## Data to use
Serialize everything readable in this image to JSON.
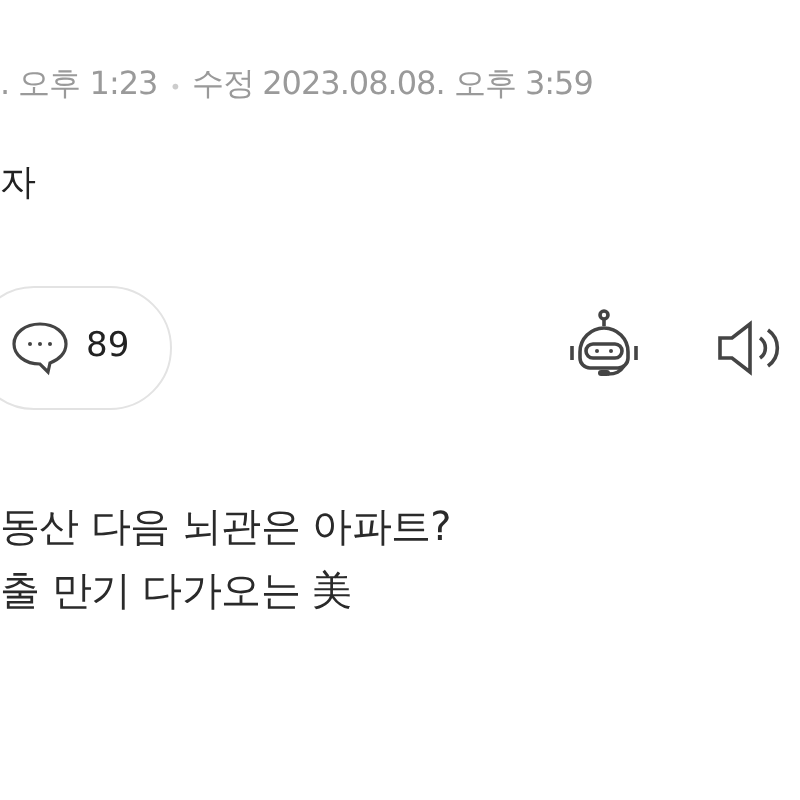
{
  "meta": {
    "published": ". 오후 1:23",
    "separator": "•",
    "modified_label": "수정",
    "modified": "2023.08.08. 오후 3:59"
  },
  "byline": "자",
  "toolbar": {
    "comment_count": "89"
  },
  "subheadlines": [
    "동산 다음 뇌관은 아파트?",
    "출 만기 다가오는 美"
  ]
}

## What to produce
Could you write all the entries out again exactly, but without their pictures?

## Task solution
Serialize everything readable in this image to JSON.
{
  "meta": {
    "published": ". 오후 1:23",
    "separator": "•",
    "modified_label": "수정",
    "modified": "2023.08.08. 오후 3:59"
  },
  "byline": "자",
  "toolbar": {
    "comment_count": "89"
  },
  "subheadlines": [
    "동산 다음 뇌관은 아파트?",
    "출 만기 다가오는 美"
  ]
}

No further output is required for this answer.